With the possibility of war with North Korea looming ever greater, the Pentagon spent additional millions of dollars to improve the GBU-57’s accuracy and to assess its effectiveness in new tests at White Sands. Last May, according to a Pentagon report, “the Air Force successfully completed a three-weapon drop [of the GBU-57] from B-2 aircraft on a representative target,” demonstrating the bomb’s improved effectiveness. The installation of a more advanced guidance system on the bomb and the initiation of new tests were said to result from a “SECDEF [Secretary of Defense] special-interest effort,” suggesting direct intervention by Defense Secretary Mattis.

In November, the improved version of the GBU-57 was deemed ready for battlefield use, according to a Pentagon report cited by Anthony Capaccio of Bloomberg News. Then, in January, the Air Force transferred three B-2 stealth bombers and their crews from Whiteman Air Force Base in Missouri to Andersen Air Force Base on Guam, in the Western Pacific. Although described as a normal rotational shift intended to showcase US airpower in the Pacific, it is impossible to view this move without considering possible plans for attacks on North Korea.

Designed to penetrate heavily defended enemy air space and deliver a range of conventional and nuclear weapons, the Northrop-Grumman B-2 “Spirit” is the most expensive aircraft in the US inventory, costing an estimated $1.2 billion each (some say much more). In any scenario involving a preemptive strike on North Korea, the B-2 would be expected to play a pivotal role, flying well into enemy airspace to deliver its payload on high-value targets, presumably underground nuclear and missile facilities. As the only bomber capable of delivering the GBU-57, their presence on Guam at this time is, to say the least, highly provocative. Asked by Bloomberg whether GBU-57s have been deployed to Guam along with the B-2s, the Air Force has refused to say, one way or the other.

It would be premature to say that a US attack on North Korea, of a sort advocated by General McMaster and others, is just around the corner. While the Defense Department has moved a wide range of offensive weapons, including B-1 and B-52 bombers (in addition to the B-2s), within easy striking range of the North, we do not yet see the full mobilization of forces and the evacuation of US dependents from South Korea that would signal an imminent outbreak of hostilities. Nevertheless, the fact that things have moved as far as they have—including the rushed enhancement of the “father of all bombs” for possible employment against the North—should have us all highly concerned.

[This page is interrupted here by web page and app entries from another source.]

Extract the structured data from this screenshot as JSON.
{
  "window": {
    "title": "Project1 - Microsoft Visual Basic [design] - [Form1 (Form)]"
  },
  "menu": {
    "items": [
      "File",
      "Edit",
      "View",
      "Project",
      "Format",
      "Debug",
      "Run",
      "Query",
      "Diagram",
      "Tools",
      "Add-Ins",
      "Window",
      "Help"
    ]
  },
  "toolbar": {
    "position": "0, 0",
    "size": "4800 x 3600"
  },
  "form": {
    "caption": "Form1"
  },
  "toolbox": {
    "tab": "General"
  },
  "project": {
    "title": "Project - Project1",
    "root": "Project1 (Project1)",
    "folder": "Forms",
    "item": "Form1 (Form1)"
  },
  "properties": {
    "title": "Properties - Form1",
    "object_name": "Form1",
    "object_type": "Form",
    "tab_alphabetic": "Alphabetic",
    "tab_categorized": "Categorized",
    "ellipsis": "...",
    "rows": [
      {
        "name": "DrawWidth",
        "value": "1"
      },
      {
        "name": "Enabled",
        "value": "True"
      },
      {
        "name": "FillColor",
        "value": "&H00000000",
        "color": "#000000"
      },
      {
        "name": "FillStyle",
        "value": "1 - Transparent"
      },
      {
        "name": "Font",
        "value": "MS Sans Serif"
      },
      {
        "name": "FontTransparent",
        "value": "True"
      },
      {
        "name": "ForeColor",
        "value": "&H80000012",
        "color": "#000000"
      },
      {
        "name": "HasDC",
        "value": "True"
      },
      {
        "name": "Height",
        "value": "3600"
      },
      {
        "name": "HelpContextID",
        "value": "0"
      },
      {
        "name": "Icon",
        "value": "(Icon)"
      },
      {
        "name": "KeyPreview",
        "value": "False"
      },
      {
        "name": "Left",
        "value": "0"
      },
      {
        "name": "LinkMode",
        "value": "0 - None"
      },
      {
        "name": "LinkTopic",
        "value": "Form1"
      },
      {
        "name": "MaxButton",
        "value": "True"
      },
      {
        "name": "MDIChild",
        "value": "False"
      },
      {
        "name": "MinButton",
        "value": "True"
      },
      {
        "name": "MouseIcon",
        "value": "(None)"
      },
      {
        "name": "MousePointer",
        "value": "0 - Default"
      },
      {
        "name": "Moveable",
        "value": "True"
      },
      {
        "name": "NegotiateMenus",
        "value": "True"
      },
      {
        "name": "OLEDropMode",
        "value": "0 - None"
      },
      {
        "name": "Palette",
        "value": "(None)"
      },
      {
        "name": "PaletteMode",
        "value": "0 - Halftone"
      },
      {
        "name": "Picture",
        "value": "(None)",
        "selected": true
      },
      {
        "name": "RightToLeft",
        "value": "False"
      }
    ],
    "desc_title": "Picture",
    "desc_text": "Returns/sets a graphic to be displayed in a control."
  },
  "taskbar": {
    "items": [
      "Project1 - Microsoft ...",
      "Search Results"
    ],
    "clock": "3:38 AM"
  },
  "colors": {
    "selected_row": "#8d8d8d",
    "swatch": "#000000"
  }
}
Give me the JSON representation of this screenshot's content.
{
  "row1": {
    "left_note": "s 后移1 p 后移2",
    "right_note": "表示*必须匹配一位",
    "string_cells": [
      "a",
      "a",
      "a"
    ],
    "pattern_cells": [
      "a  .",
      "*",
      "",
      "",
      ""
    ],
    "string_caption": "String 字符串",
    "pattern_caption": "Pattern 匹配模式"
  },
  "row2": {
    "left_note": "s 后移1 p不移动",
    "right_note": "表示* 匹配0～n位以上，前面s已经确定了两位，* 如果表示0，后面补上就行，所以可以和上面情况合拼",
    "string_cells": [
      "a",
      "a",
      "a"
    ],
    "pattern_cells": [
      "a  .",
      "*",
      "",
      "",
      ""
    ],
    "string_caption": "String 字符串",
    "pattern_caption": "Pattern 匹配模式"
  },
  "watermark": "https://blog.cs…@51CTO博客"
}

With the Winter Olympics just about to begin, and South Korean President Moon Jae-in desperately striving to arrange peace talks with the North, this is the moment to speak out for de-escalation of the Korean crisis and the commencement of serious talks involving all key parties, including the United States, leading to a reduction in threatening arsenals and behaviors on all sides. Readers should also voice support for two bills currently before Congress, HR 4837, the “No Unconstitutional Strike against North Korea Act,” and its Senate version, S. 2016; both prohibit the president from launching a first strike against North Korea or otherwise engaging US armed forces in hostilities with the North without a declaration of war or explicit statutory authorization by Congress.